All this knowledge at your fingertips

‘Ōno kāhi ‘ao lū‘au me ke aloha pū. ‘Olelo No‘eau 2523

A little taro green is delicious when love is present. Or, even the plainest food is ‘ono when there is love.


This website is based on the work of kalo farmers. In 1939, three faculty from the University of Hawaii College of Tropical Agriculture and Human Resources (CTAHR), set out to meet these farmers and document the varieties before they disappeared. Credit goes to CTAHR faculty F. A. I. Bowers, M. Takahashi and Leo. D. Whitney, and to the Hawaiian farmers they interviewed across the Islands. The taro research led to the publication of Taro Varieties in Hawaii (Hawaii Agricultural Experiment Station - Bulletin 84).

If history could be re-written, the authors of Bulletin 84 ought to have included the names of all the kupuna they interviewed, so credit and respect could be paid to the mahi 'ai who perpetuated kalo in the fields. It is our responsibility to carry the 'ike forward.

This site’s kalo photos were taken at botanical collections across Hawaii. On O‘ahu: at Waimea Valley Botanical Garden, Waimanalo Agricultural Station, Kanewai Garden, Hui Kū Maoli Ola Native Hawaiian Plant Specialists, and Kaipo‘i Kelling’s hale. On Maui: at Kahanu Gardens and Maui Nui Botanical Gardens and Penny Levin's lo‘i and māla. On Hawai'i Island: UH CTAHR Agriculture Experiment Station - Puna and Jerry Konanui's māla. On Kaua‘i: at Limahuli Garden. On Moloka‘i: UH CTAHR Agriculture Experiment Station - Alton Arakaki's collection.

Special thanks to Jerry Konanui, Penny Levin, Dale Evans and Kaipo‘i Kelling. Respect goes to Uncle Eddie Ka‘anānā, Kupuna Mary Kawena Pukui, and Coach David Eldredge. As educators, their lessons about Hawaiian culture, our community, science and the environment offer a path to improve our lives here and now. Mahalo to Janice Yap for bringing the mea‘ai of the world to the table.

Thanks and credit goes to these people for their influence and inspiration.
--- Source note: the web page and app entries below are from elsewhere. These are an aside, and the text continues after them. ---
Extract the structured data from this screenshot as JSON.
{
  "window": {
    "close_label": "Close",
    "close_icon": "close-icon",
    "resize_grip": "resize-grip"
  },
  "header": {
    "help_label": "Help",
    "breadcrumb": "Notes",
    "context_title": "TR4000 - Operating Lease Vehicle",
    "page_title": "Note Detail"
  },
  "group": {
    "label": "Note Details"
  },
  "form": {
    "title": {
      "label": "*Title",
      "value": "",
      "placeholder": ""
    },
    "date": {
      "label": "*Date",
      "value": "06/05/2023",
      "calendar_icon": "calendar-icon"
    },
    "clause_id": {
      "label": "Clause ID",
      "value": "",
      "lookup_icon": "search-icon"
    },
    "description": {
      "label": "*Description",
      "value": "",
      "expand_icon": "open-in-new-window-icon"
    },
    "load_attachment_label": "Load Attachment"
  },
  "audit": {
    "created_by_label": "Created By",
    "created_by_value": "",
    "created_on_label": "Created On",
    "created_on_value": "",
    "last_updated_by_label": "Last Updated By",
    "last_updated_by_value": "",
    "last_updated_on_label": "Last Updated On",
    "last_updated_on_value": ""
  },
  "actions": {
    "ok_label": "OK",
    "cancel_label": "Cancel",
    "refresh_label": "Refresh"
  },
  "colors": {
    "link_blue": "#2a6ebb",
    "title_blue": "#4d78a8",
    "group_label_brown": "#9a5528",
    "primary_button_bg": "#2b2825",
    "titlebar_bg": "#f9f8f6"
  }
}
It is their work and ideas that motivate:

Kēhaunani Abad, PhD

Michi Atkinson

Aunty Valerie Baldovi

Duffy Chang

Martha Cheng

Father Damien of Moloka

‘iJonathan & Malia Deenik

Kealoha & Claire Domingo

Jon Duarte Design Group (JDDG)

Laurie Dunn

Dr. Lois Englberger

Meredith Desha-Enos

Treebeard the Ent

Dr. Carl Evensen

Phil Giles

Dean Hirahara

John Heckathorn

John 21:15-17, “Feed my lambs.”

KAHEA: The Hawaiian-Environmental Alliance

Kamehameha Publishing

Elise Karr

Kaipo‘i & Ivy Kelling

Dr. Angela Kay Kepler

Mike Ketover

Brian Kirschenmann

Mark Kostka

Narciso Kostka

William Kostka

Jerry & Gladys Konanui

Theresa Krief

Aunty Ah Jook Ku

Penny Levin

Adelino Lorens

Nikki Love

Mike Maciszewski

Marion Lyman Mersereau, author of Eddie Wen' Go

Randolph Moore

Nainoa Thompson

Dr. Kenneth Otagaki

Office of Hawaiian Affairs

Chef Philippe Padovani

Sarah Parker

Michael Pollan

Scott Radway

William Raynor

Leilei Shih

J.R.R. Tolkien

Ben Trevino

Troop 10 - Kaimuki, Boy Scouts of America

Dr. Nicolai Vavilov

Lory Walker - Peroff

Kealoha Wong

Trisha Kehaulani Watson

Alia Yap

Janice Yap

Willis Yap

Juanita Kukeauopualani

Road to Hana, 2009. Left to Right: Weston Yap, Duffy Chang, Kala Domingo, Kealoha Domingo, Kaipo‘i Kelling, ‘A‘ali‘i Kelling, Gladys Konanui, Jerry Konanui and Penny Levin.